The play will aim to educate pupils on the dangers of child criminal exploitation. The story will unfold showing how easy it is to get wrapped up with the wrong people, what this can lead to, the dangers and consequences.
Genga is Lancashire Constabulary’s partnership approach to tackling serious and organised crime, this includes county lines and criminal exploitation. Genga works with a number of local and regional partners to not only pursue offenders but to also prevent organised crime from taking place in the first place, protecting those most vulnerable and preparing communities to be more resilient against organised crime.
Catherine Hoyle, OCG and Genga (Partnerships) lead said: “By working in partnership with local authorities and education to tackle serious organised crime, theatre plays such as AlterEgo enable us to utilise all available legislation and powers to not only disrupt county lines offending but also to safeguard those at risk.”

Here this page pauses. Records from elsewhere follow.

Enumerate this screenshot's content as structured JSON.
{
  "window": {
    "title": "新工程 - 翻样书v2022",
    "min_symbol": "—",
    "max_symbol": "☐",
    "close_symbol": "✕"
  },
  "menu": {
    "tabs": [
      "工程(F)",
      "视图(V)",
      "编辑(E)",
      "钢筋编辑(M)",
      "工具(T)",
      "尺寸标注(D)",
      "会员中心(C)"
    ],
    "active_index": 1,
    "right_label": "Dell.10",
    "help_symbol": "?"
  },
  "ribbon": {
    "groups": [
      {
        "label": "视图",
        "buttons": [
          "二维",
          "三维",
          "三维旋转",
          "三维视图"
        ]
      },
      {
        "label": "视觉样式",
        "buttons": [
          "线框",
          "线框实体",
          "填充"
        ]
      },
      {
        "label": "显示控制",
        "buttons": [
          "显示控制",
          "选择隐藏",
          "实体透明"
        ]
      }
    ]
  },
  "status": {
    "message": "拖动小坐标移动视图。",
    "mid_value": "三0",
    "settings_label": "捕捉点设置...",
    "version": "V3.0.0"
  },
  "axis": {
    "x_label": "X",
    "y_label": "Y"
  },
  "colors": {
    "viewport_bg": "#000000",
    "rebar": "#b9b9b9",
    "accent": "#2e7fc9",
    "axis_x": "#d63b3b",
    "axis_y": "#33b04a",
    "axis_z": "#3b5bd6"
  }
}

Sgt Andy Bramhall of Lancashire Constabulary added: “Many children who are targeted will be unaware of the dangers they are getting themselves into or the types of things they may get asked to do. This can include anything from drugs to shoplifting to sexual exploitation.
“The play will highlight these issues and raise awareness. In addition we want parents to be more aware if they notice any changes in their child’s behaviour and provide guidance and support.”
Heidi McDougall, chair of West Lancashire Community Safety Partnership said: “Lancashire Community Safety Partnership takes the issue of County Lines very seriously and we are delighted to have jointly commissioned, along with the Police, the AlterEgo County Lines drama presentations into our local secondary schools.
“The presentation will help raise awareness of the warning signs of child criminal exploitation and how the gangs use grooming techniques to make it appear as though children have ‘made their own choices’ when becoming involved in criminal gangs. The presentations will build on the excellent Crossing the Line film which has been delivered to thousands of school children in West Lancashire to raise awareness of the consequences of becoming involved in organised crime and to help them make informed decisions.”
Clive Grunshaw, Lancashire’s Police and Crime Commissioner concluded: “Supporting vulnerable people and victims is a key priority in my Police and Crime Plan and I believe that education is critical in tackling any form of child exploitation.
"By working together and ensuring the right messages reach young people in an engaging way is an important part of keeping people safe and preventing others falling victim to these awful crimes."
The schools that will be visited include Hope High School Carfield; Up Holland High School, Lathom High School, Burscough Priory; The Acorns Centre, Tarleton Academy, Our Lady Queen of Peace, Ormskirk High School and St Bede’s High School.